This (writing quarterly opinion-pieces) certainly is more difficult than I thought. It is a few days until the submission deadline and I have nothing of interest to use as content for this column...and Tony is already threatening to send the mob around. (Admittedly that is for over-due advertorial fees)
This, in itself, is not what is worrying me, rather the fact that nothing within our sport has motivated me to pause and dwell - I dismiss the obvious, convenient, conclusion that the participants (you) are either
- doing nothing noteworthy
- keeping anything noteworthy under wraps
- being good citizens and doing nothing controversial.
Whatever the case, I am forced to look elsewhere for content and inspiration... I'll return to the state-of –the-nation another time. Right now I'm forced to scan other media for topics.
I have a rather obscure insight: As climbers what we do could, arguably, be described as dangerous (to ourselves). Yet the vast majority of climbing literature focuses on
I.E. Success. Perhaps it is indicative of the persona needed to play this climbing game – that one be motivated, positive and honorable?
Allow me to elaborate:
The majority of other periodicals draw their articles and hence readership from negative quarters – scandal, disaster, insult and the current fad
Alarmism. And the current hot-topic for alarmists is, of course, the environment and Global warming. As is customary for me, I went in search of the minority view...the alternative thinking (I like under-dogs) and found an interesting quote from some scientist chap:
"As it turns out, most of those making the wildest claims about global warming aren't scientists at all. Instead, they tend to be politicians, headline-seeking journalists, environmentalist, and windy Anglican bishops who can't understand why people aren't coming to church any more on Sunday."
(The environment) "...is much too important to be left to environmentalists (or to Al Gore) and their Convenient Fiction."
While my jury is out on the entire 'green-house debate', and I shant offer my pontiff on the church debate (other than that Sunday is on a weekend, and a great day for climbing...which to some, is religion), I will say that I agree with the argument that all too often we, the loyal subjects, are manipulated by others with ulterior motives...be it political, mass-media or the current bio-fuel advocates (as an aside, the Ethanol protagonists conveniently omit to explain that Ethanol requires more input energy to manufacture, than it itself produces, and a recent study dedicated to establishing how many scientists agree with the alarmist view, reported the following:

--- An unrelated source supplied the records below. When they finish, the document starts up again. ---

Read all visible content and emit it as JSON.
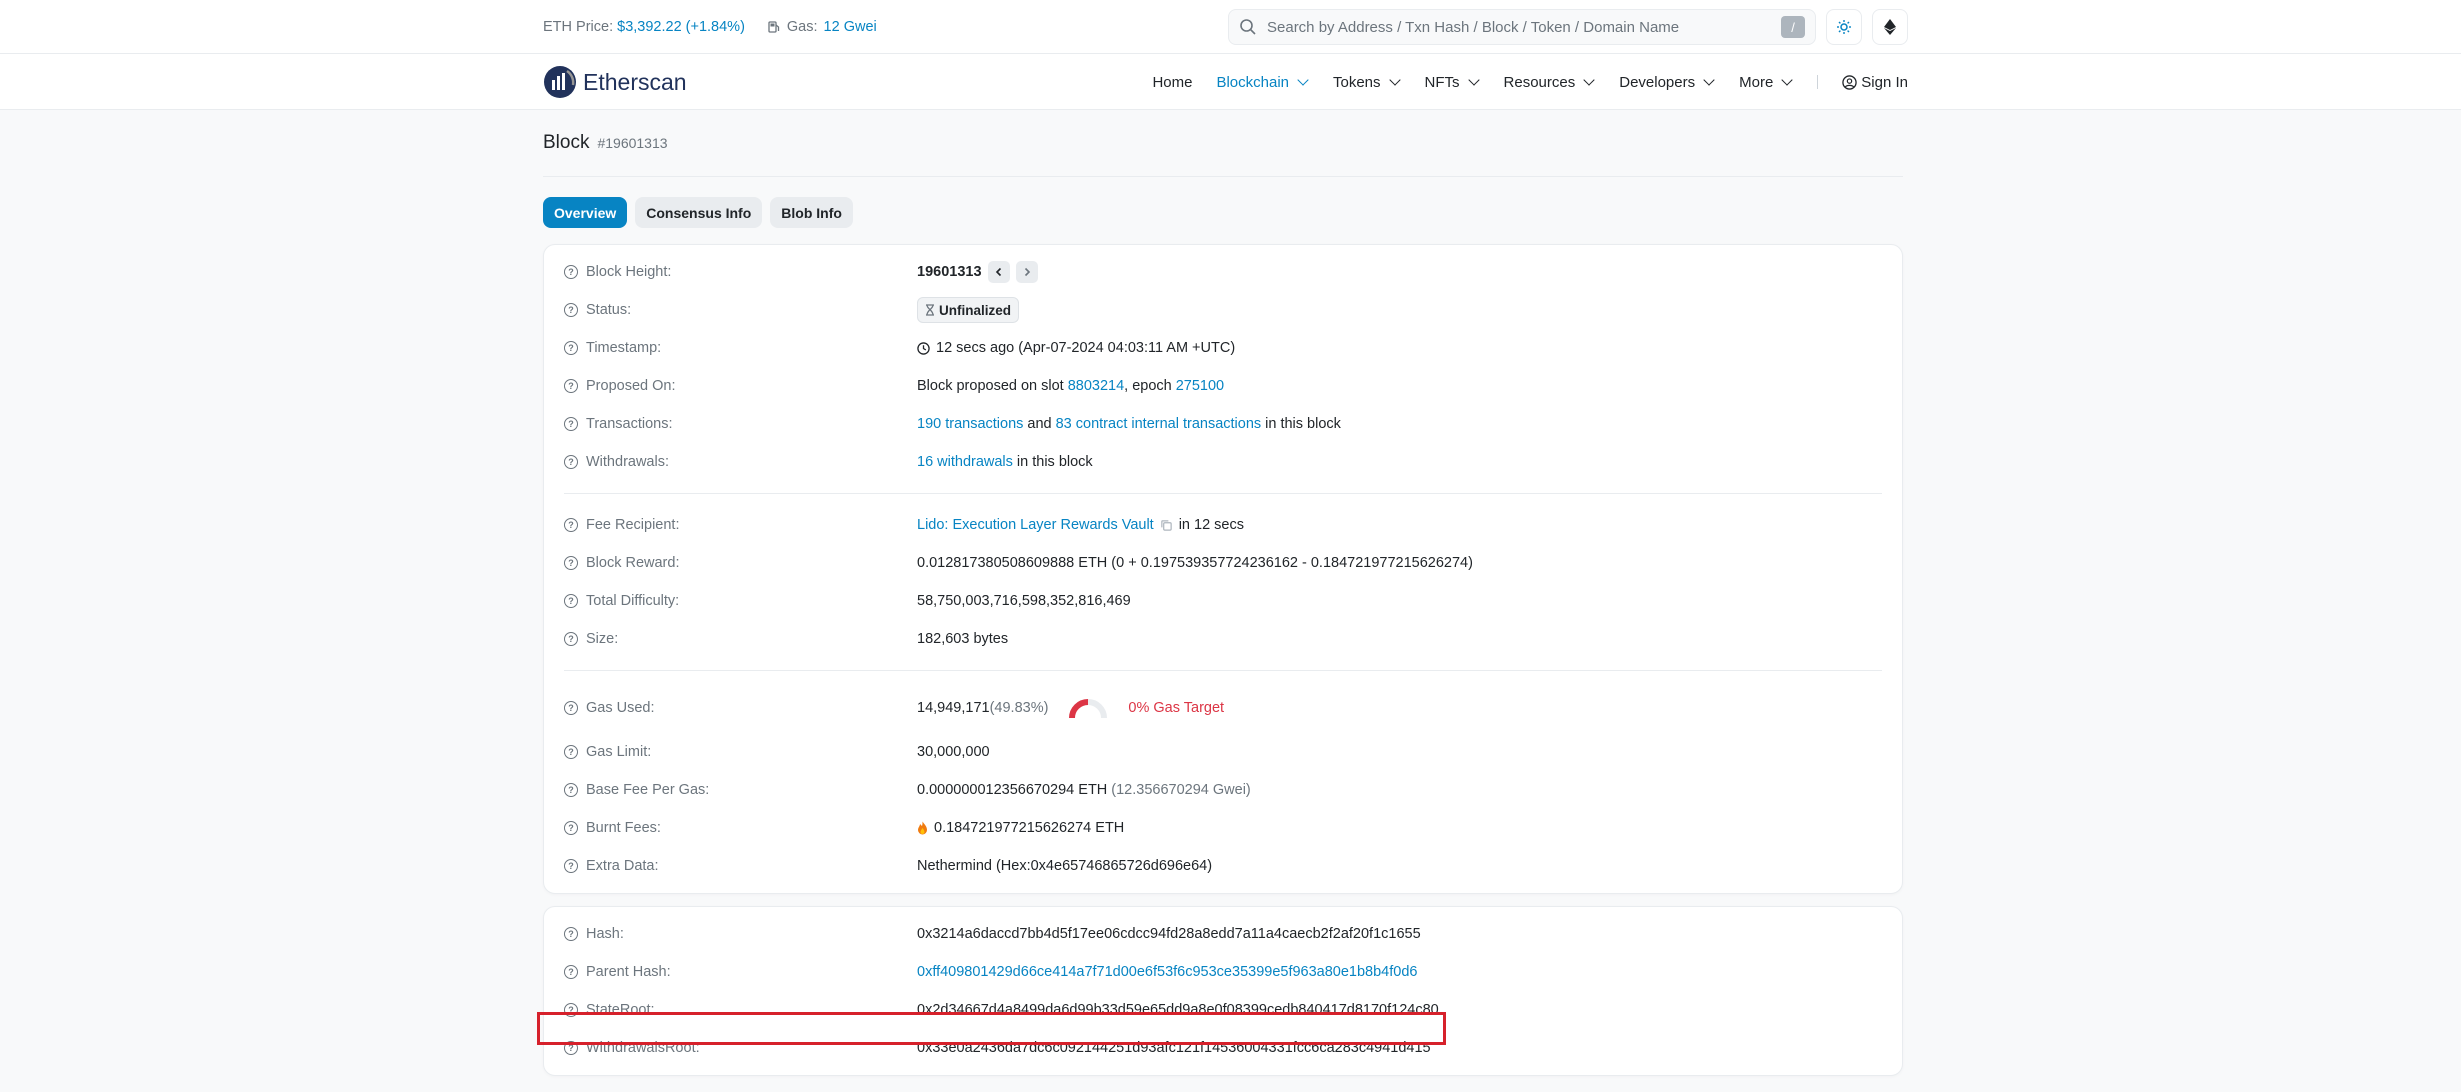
{
  "topbar": {
    "eth_price_label": "ETH Price:",
    "eth_price_value": "$3,392.22 (+1.84%)",
    "gas_label": "Gas:",
    "gas_value": "12 Gwei",
    "search_placeholder": "Search by Address / Txn Hash / Block / Token / Domain Name",
    "search_shortcut": "/"
  },
  "nav": {
    "logo_text": "Etherscan",
    "items": [
      {
        "label": "Home"
      },
      {
        "label": "Blockchain"
      },
      {
        "label": "Tokens"
      },
      {
        "label": "NFTs"
      },
      {
        "label": "Resources"
      },
      {
        "label": "Developers"
      },
      {
        "label": "More"
      }
    ],
    "sign_in": "Sign In"
  },
  "page": {
    "title": "Block",
    "block_number": "#19601313",
    "tabs": [
      {
        "label": "Overview",
        "active": true
      },
      {
        "label": "Consensus Info",
        "active": false
      },
      {
        "label": "Blob Info",
        "active": false
      }
    ]
  },
  "overview": {
    "block_height_label": "Block Height:",
    "block_height_value": "19601313",
    "status_label": "Status:",
    "status_value": "Unfinalized",
    "timestamp_label": "Timestamp:",
    "timestamp_value": "12 secs ago (Apr-07-2024 04:03:11 AM +UTC)",
    "proposed_label": "Proposed On:",
    "proposed_prefix": "Block proposed on slot",
    "proposed_slot": "8803214",
    "proposed_mid": ", epoch",
    "proposed_epoch": "275100",
    "transactions_label": "Transactions:",
    "transactions_link": "190 transactions",
    "transactions_mid": "and",
    "internal_link": "83 contract internal transactions",
    "transactions_suffix": "in this block",
    "withdrawals_label": "Withdrawals:",
    "withdrawals_link": "16 withdrawals",
    "withdrawals_suffix": "in this block",
    "fee_recipient_label": "Fee Recipient:",
    "fee_recipient_link": "Lido: Execution Layer Rewards Vault",
    "fee_recipient_suffix": "in 12 secs",
    "block_reward_label": "Block Reward:",
    "block_reward_value": "0.012817380508609888 ETH (0 + 0.197539357724236162 - 0.184721977215626274)",
    "total_difficulty_label": "Total Difficulty:",
    "total_difficulty_value": "58,750,003,716,598,352,816,469",
    "size_label": "Size:",
    "size_value": "182,603 bytes",
    "gas_used_label": "Gas Used:",
    "gas_used_value": "14,949,171",
    "gas_used_pct": "(49.83%)",
    "gas_target": "0% Gas Target",
    "gas_limit_label": "Gas Limit:",
    "gas_limit_value": "30,000,000",
    "base_fee_label": "Base Fee Per Gas:",
    "base_fee_value": "0.000000012356670294 ETH",
    "base_fee_gwei": "(12.356670294 Gwei)",
    "burnt_fees_label": "Burnt Fees:",
    "burnt_fees_value": "0.184721977215626274 ETH",
    "extra_data_label": "Extra Data:",
    "extra_data_value": "Nethermind (Hex:0x4e65746865726d696e64)"
  },
  "hashes": {
    "hash_label": "Hash:",
    "hash_value": "0x3214a6daccd7bb4d5f17ee06cdcc94fd28a8edd7a11a4caecb2f2af20f1c1655",
    "parent_hash_label": "Parent Hash:",
    "parent_hash_value": "0xff409801429d66ce414a7f71d00e6f53f6c953ce35399e5f963a80e1b8b4f0d6",
    "state_root_label": "StateRoot:",
    "state_root_value": "0x2d34667d4a8499da6d99b33d59e65dd9a8e0f08399cedb840417d8170f124c80",
    "withdrawals_root_label": "WithdrawalsRoot:",
    "withdrawals_root_value": "0x33e0a2436da7dc6c092144251d93afc121f14536004331fcc6ca283c4941d415"
  },
  "colors": {
    "accent": "#0784c3",
    "highlight": "#d6212b",
    "gas_target": "#dc3545"
  }
}
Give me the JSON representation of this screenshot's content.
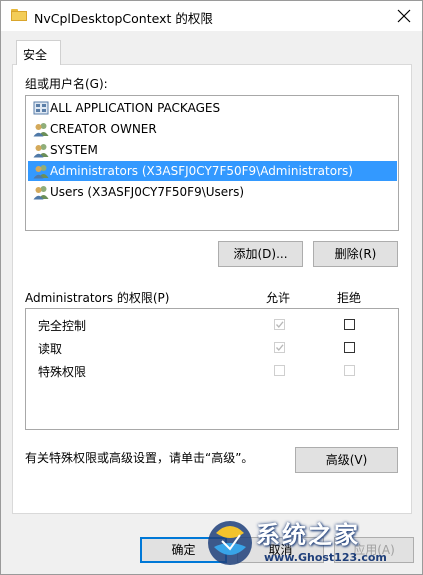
{
  "window": {
    "title": "NvCplDesktopContext 的权限"
  },
  "tabs": [
    {
      "label": "安全"
    }
  ],
  "groups": {
    "label": "组或用户名(G):",
    "items": [
      {
        "label": "ALL APPLICATION PACKAGES",
        "icon": "app-packages-icon",
        "selected": false
      },
      {
        "label": "CREATOR OWNER",
        "icon": "users-icon",
        "selected": false
      },
      {
        "label": "SYSTEM",
        "icon": "users-icon",
        "selected": false
      },
      {
        "label": "Administrators (X3ASFJ0CY7F50F9\\Administrators)",
        "icon": "users-icon",
        "selected": true
      },
      {
        "label": "Users (X3ASFJ0CY7F50F9\\Users)",
        "icon": "users-icon",
        "selected": false
      }
    ]
  },
  "buttons": {
    "add": "添加(D)...",
    "remove": "删除(R)",
    "advanced": "高级(V)",
    "ok": "确定",
    "cancel": "取消",
    "apply": "应用(A)"
  },
  "permissions": {
    "label": "Administrators 的权限(P)",
    "allow_header": "允许",
    "deny_header": "拒绝",
    "rows": [
      {
        "name": "完全控制",
        "allow": true,
        "allow_enabled": false,
        "deny": false,
        "deny_enabled": true
      },
      {
        "name": "读取",
        "allow": true,
        "allow_enabled": false,
        "deny": false,
        "deny_enabled": true
      },
      {
        "name": "特殊权限",
        "allow": false,
        "allow_enabled": false,
        "deny": false,
        "deny_enabled": false
      }
    ]
  },
  "advanced_note": "有关特殊权限或高级设置，请单击“高级”。",
  "watermark": {
    "brand": "系统之家",
    "url": "www.Ghost123.com"
  },
  "colors": {
    "selection": "#3399ff",
    "primary_border": "#0078d7",
    "folder": "#f3cd58"
  }
}
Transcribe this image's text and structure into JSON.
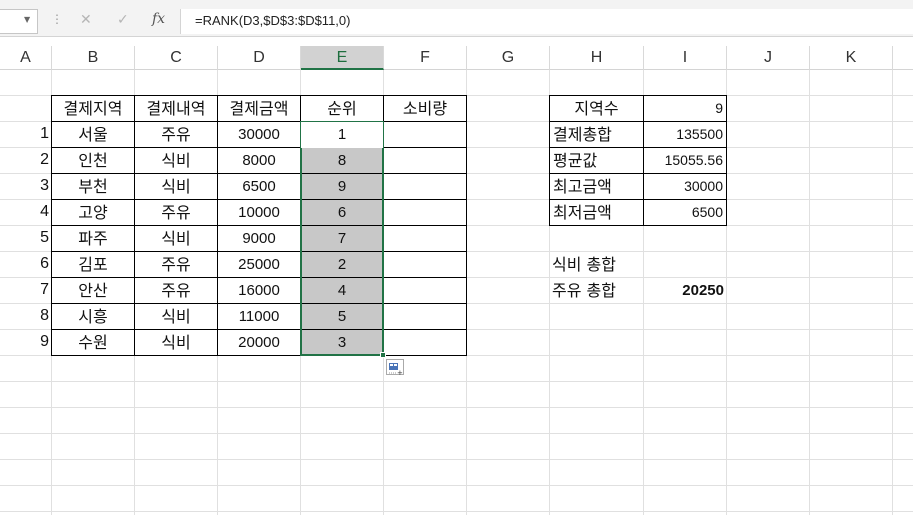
{
  "formula_bar": {
    "namebox": "",
    "formula": "=RANK(D3,$D$3:$D$11,0)",
    "fx": "fx",
    "cancel": "✕",
    "enter": "✓"
  },
  "columns": [
    "A",
    "B",
    "C",
    "D",
    "E",
    "F",
    "G",
    "H",
    "I",
    "J",
    "K"
  ],
  "table": {
    "headers": [
      "결제지역",
      "결제내역",
      "결제금액",
      "순위",
      "소비량"
    ],
    "rows": [
      {
        "n": "1",
        "region": "서울",
        "type": "주유",
        "amount": "30000",
        "rank": "1",
        "usage": ""
      },
      {
        "n": "2",
        "region": "인천",
        "type": "식비",
        "amount": "8000",
        "rank": "8",
        "usage": ""
      },
      {
        "n": "3",
        "region": "부천",
        "type": "식비",
        "amount": "6500",
        "rank": "9",
        "usage": ""
      },
      {
        "n": "4",
        "region": "고양",
        "type": "주유",
        "amount": "10000",
        "rank": "6",
        "usage": ""
      },
      {
        "n": "5",
        "region": "파주",
        "type": "식비",
        "amount": "9000",
        "rank": "7",
        "usage": ""
      },
      {
        "n": "6",
        "region": "김포",
        "type": "주유",
        "amount": "25000",
        "rank": "2",
        "usage": ""
      },
      {
        "n": "7",
        "region": "안산",
        "type": "주유",
        "amount": "16000",
        "rank": "4",
        "usage": ""
      },
      {
        "n": "8",
        "region": "시흥",
        "type": "식비",
        "amount": "11000",
        "rank": "5",
        "usage": ""
      },
      {
        "n": "9",
        "region": "수원",
        "type": "식비",
        "amount": "20000",
        "rank": "3",
        "usage": ""
      }
    ]
  },
  "summary": [
    {
      "label": "지역수",
      "value": "9"
    },
    {
      "label": "결제총합",
      "value": "135500"
    },
    {
      "label": "평균값",
      "value": "15055.56"
    },
    {
      "label": "최고금액",
      "value": "30000"
    },
    {
      "label": "최저금액",
      "value": "6500"
    }
  ],
  "totals": {
    "food_label": "식비 총합",
    "food_value": "",
    "fuel_label": "주유 총합",
    "fuel_value": "20250"
  },
  "colors": {
    "selection": "#217346",
    "rank_fill": "#c8c8c8"
  }
}
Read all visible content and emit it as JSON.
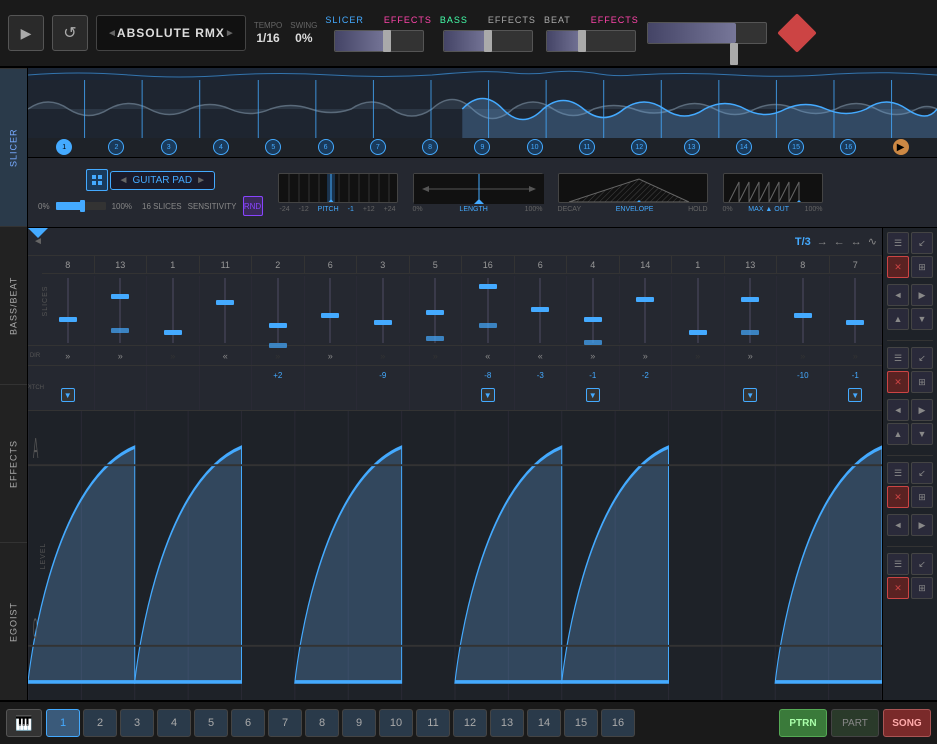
{
  "app": {
    "title": "ABSOLUTE RMX"
  },
  "transport": {
    "play_label": "▶",
    "loop_label": "↺",
    "tempo_label": "TEMPO",
    "tempo_value": "1/16",
    "swing_label": "SWING",
    "swing_value": "0%"
  },
  "sections": {
    "slicer": {
      "label": "SLICER",
      "effects_label": "EFFECTS"
    },
    "bass": {
      "label": "BASS",
      "effects_label": "EFFECTS"
    },
    "beat": {
      "label": "BEAT",
      "effects_label": "EFFECTS"
    }
  },
  "left_tabs": [
    {
      "id": "slicer",
      "label": "SLICER"
    },
    {
      "id": "bass_beat",
      "label": "BASS/BEAT"
    },
    {
      "id": "effects",
      "label": "EFFECTS"
    },
    {
      "id": "egoist",
      "label": "EGOIST"
    }
  ],
  "slicer_controls": {
    "preset": "GUITAR PAD",
    "slices": "16 SLICES",
    "pct_left": "0%",
    "pct_right": "100%",
    "sensitivity_label": "SENSITIVITY",
    "rnd_label": "RND",
    "pitch_label": "PITCH",
    "pitch_value": "-1",
    "pitch_min": "-24",
    "pitch_mid_left": "-12",
    "pitch_mid_right": "+12",
    "pitch_max": "+24",
    "length_label": "LENGTH",
    "length_pct_left": "0%",
    "length_pct_right": "100%",
    "decay_label": "DECAY",
    "hold_label": "HOLD",
    "envelope_label": "ENVELOPE",
    "maxout_label": "MAX ▲ OUT",
    "maxout_pct_left": "0%",
    "maxout_pct_right": "100%"
  },
  "sequencer": {
    "timing": "T/3",
    "slice_numbers": [
      8,
      13,
      1,
      11,
      2,
      6,
      3,
      5,
      16,
      6,
      4,
      14,
      1,
      13,
      8,
      7
    ],
    "fader_heights": [
      40,
      75,
      20,
      65,
      30,
      45,
      35,
      50,
      90,
      55,
      40,
      70,
      20,
      70,
      45,
      35
    ],
    "dir_values": [
      "»",
      "»",
      "",
      "«",
      "",
      "»",
      "",
      "",
      "«",
      "«",
      "»",
      "»",
      "",
      "»",
      "",
      ""
    ],
    "pitch_values": [
      "",
      "",
      "",
      "",
      "+2",
      "",
      "-9",
      "",
      "-8",
      "-3",
      "-1",
      "-2",
      "",
      "",
      "-10",
      "-1"
    ],
    "pitch_arrows": [
      true,
      false,
      false,
      false,
      false,
      false,
      false,
      false,
      true,
      false,
      true,
      false,
      false,
      true,
      false,
      true
    ]
  },
  "right_panel": {
    "buttons": [
      "☰",
      "↙",
      "✕",
      "⊞",
      "◄",
      "▶",
      "▲",
      "▼"
    ]
  },
  "bottom": {
    "keyboard_icon": "🎹",
    "steps": [
      1,
      2,
      3,
      4,
      5,
      6,
      7,
      8,
      9,
      10,
      11,
      12,
      13,
      14,
      15,
      16
    ],
    "active_step": 1,
    "ptrn_label": "PTRN",
    "part_label": "PART",
    "song_label": "SONG"
  }
}
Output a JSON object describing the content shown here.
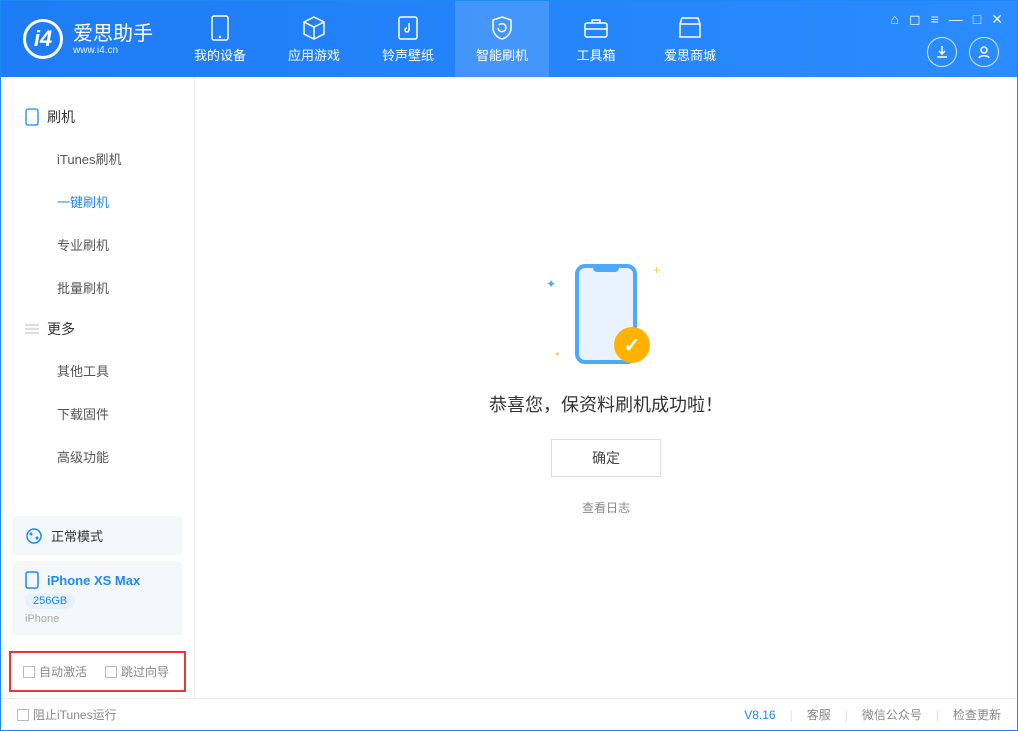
{
  "app": {
    "title": "爱思助手",
    "subtitle": "www.i4.cn"
  },
  "tabs": [
    "我的设备",
    "应用游戏",
    "铃声壁纸",
    "智能刷机",
    "工具箱",
    "爱思商城"
  ],
  "sidebar": {
    "group1": {
      "title": "刷机",
      "items": [
        "iTunes刷机",
        "一键刷机",
        "专业刷机",
        "批量刷机"
      ],
      "activeIndex": 1
    },
    "group2": {
      "title": "更多",
      "items": [
        "其他工具",
        "下载固件",
        "高级功能"
      ]
    }
  },
  "device": {
    "mode": "正常模式",
    "name": "iPhone XS Max",
    "capacity": "256GB",
    "sub": "iPhone"
  },
  "checkboxes": {
    "auto_activate": "自动激活",
    "skip_guide": "跳过向导"
  },
  "main": {
    "success_text": "恭喜您，保资料刷机成功啦！",
    "ok": "确定",
    "view_log": "查看日志"
  },
  "footer": {
    "block_itunes": "阻止iTunes运行",
    "version": "V8.16",
    "links": [
      "客服",
      "微信公众号",
      "检查更新"
    ]
  }
}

40% believe global warming is entirely man made. Another 40% believe man contributes, but that definitive conclusions are hard to make given a variety of other factors and evidence. The remaining 20% either do not believe global warming is man's fault, or find too little evidence to suggest it is a viable conclusion based on available information.
Incidentally, a season or two ago, when the Eiger north face failed to
come into condition, and the Spider showed massive retreat, the alarmists shouted from the rooftops that global warming was about to change the classics forever. Yet when, the following season was a bumper winter, and more recently this year when the Nordwand was soloed in under 4 hours (that's 3000ft of climbing!!) by Ueli Steck (in prime conditions), the alarmists were quiet. Similarly, this year the Shroud (on the North Face of the Grand Jorasses) was in very poor nick, yet the Petit Jorasses was in exceptional condition and literally over-run by today's hard men repeating (and opening) current classics, the alarmists were screaming about global warming (re the Shroud), while the climbers were raving about the great conditions just next door!
All this allowed me a new and greater appreciation for the (non-glossy, recycled, environment friendly) climbing mag that had recently arrived in my postbox. Sure there was the usual too's-and-fro's about ethics and style, but nowhere did I feel that any article had any secondary motive lurking behind the positively intended inspiration, and the unselfish desire to share. The worst, perhaps, is reading about 'nearly-successful' endeavors – but even then the worst case scenario is reading articles which, to quote Michael Kennedy, who describes climbing sray as "putting the best possible spin on our outwardly fruitless struggles".
My only (current) disappointment is that our current 'cutting-edge' sportsmen (and women), those who are flying our flag, keeping us current internationally and pushing South African climbing are not "sharing the love".
...or maybe boulderers can't write??